My rating: 3 of 5 stars
This was a book I had been looking forward to reading very much, and as I read the first part of the novel, focussing on Omed and his story, I thought it would live up to my expectations. Omed’s life is a dangerous one, full of violence and uncertainty. The scenes where his tongue is cut out were among the most emotionally effecting I have read. I was enjoying Grant’s writing style and flourishes of prose. Then I started reading Hec’s story…and then the story of Hec as an adult trying to reconnect with Omed and it lost me. I found Hec a difficult character to like. I found it difficult to picture him in the situations he found himself. I found it even harder to connect with him as an adult character as I did not know enough about him as a child (in the middle part of the book). Even the ending felt incomplete to me. I was surprised to find myself not really caring whether the two were reunited. It just felt like the story had lost momentum for me and resorted to some cliched media-driven vignettes. My favourite part was the section about Omed and his situation in Afghanistan. To me, that is where the story was and for that I give this book 3 stars.
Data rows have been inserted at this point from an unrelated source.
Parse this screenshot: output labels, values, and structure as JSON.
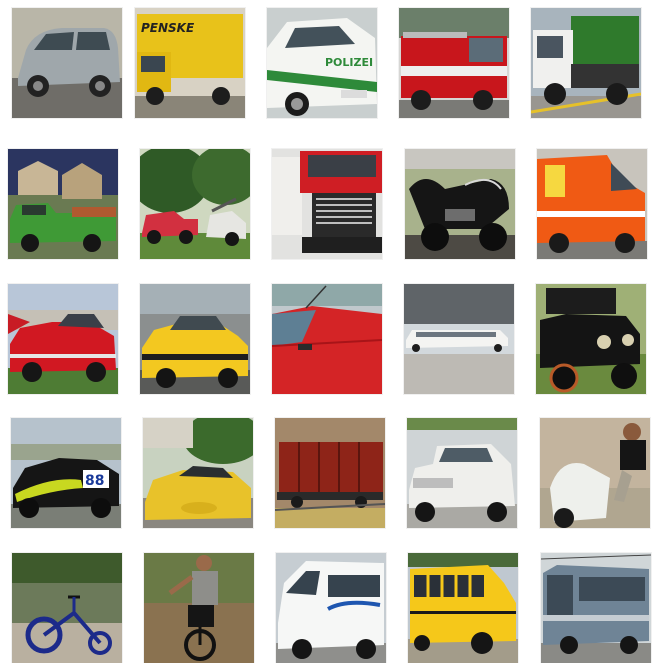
{
  "images": [
    {
      "row": 0,
      "col": 0,
      "subject": "silver minivan",
      "icon": "minivan-icon",
      "text": ""
    },
    {
      "row": 0,
      "col": 1,
      "subject": "yellow box truck",
      "icon": "box-truck-icon",
      "text": "PENSKE"
    },
    {
      "row": 0,
      "col": 2,
      "subject": "white and green police car",
      "icon": "police-car-icon",
      "text": "POLIZEI"
    },
    {
      "row": 0,
      "col": 3,
      "subject": "red and white fire truck",
      "icon": "fire-truck-icon",
      "text": ""
    },
    {
      "row": 0,
      "col": 4,
      "subject": "green garbage truck",
      "icon": "garbage-truck-icon",
      "text": ""
    },
    {
      "row": 1,
      "col": 0,
      "subject": "green pickup truck",
      "icon": "pickup-truck-icon",
      "text": ""
    },
    {
      "row": 1,
      "col": 1,
      "subject": "red tow truck",
      "icon": "tow-truck-icon",
      "text": ""
    },
    {
      "row": 1,
      "col": 2,
      "subject": "red semi truck cab",
      "icon": "semi-truck-icon",
      "text": ""
    },
    {
      "row": 1,
      "col": 3,
      "subject": "black motorcycle",
      "icon": "motorcycle-icon",
      "text": ""
    },
    {
      "row": 1,
      "col": 4,
      "subject": "orange ambulance van",
      "icon": "ambulance-icon",
      "text": ""
    },
    {
      "row": 2,
      "col": 0,
      "subject": "red classic car",
      "icon": "classic-car-icon",
      "text": ""
    },
    {
      "row": 2,
      "col": 1,
      "subject": "yellow taxi",
      "icon": "taxi-icon",
      "text": ""
    },
    {
      "row": 2,
      "col": 2,
      "subject": "red car close-up",
      "icon": "car-detail-icon",
      "text": ""
    },
    {
      "row": 2,
      "col": 3,
      "subject": "white stretch limousine",
      "icon": "limousine-icon",
      "text": ""
    },
    {
      "row": 2,
      "col": 4,
      "subject": "black vintage car",
      "icon": "vintage-car-icon",
      "text": ""
    },
    {
      "row": 3,
      "col": 0,
      "subject": "rally race car",
      "icon": "race-car-icon",
      "text": "88"
    },
    {
      "row": 3,
      "col": 1,
      "subject": "yellow sports car",
      "icon": "sports-car-icon",
      "text": ""
    },
    {
      "row": 3,
      "col": 2,
      "subject": "red freight wagon",
      "icon": "freight-wagon-icon",
      "text": ""
    },
    {
      "row": 3,
      "col": 3,
      "subject": "white vintage sedan",
      "icon": "sedan-icon",
      "text": ""
    },
    {
      "row": 3,
      "col": 4,
      "subject": "man on scooter",
      "icon": "scooter-icon",
      "text": ""
    },
    {
      "row": 4,
      "col": 0,
      "subject": "blue tricycle",
      "icon": "tricycle-icon",
      "text": ""
    },
    {
      "row": 4,
      "col": 1,
      "subject": "man on unicycle",
      "icon": "unicycle-icon",
      "text": ""
    },
    {
      "row": 4,
      "col": 2,
      "subject": "white minibus van",
      "icon": "minibus-icon",
      "text": ""
    },
    {
      "row": 4,
      "col": 3,
      "subject": "yellow school bus",
      "icon": "school-bus-icon",
      "text": ""
    },
    {
      "row": 4,
      "col": 4,
      "subject": "grey trolleybus",
      "icon": "trolleybus-icon",
      "text": ""
    }
  ]
}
I am disappointed I can’t give this a better write-up, because I certainly expected a lot more.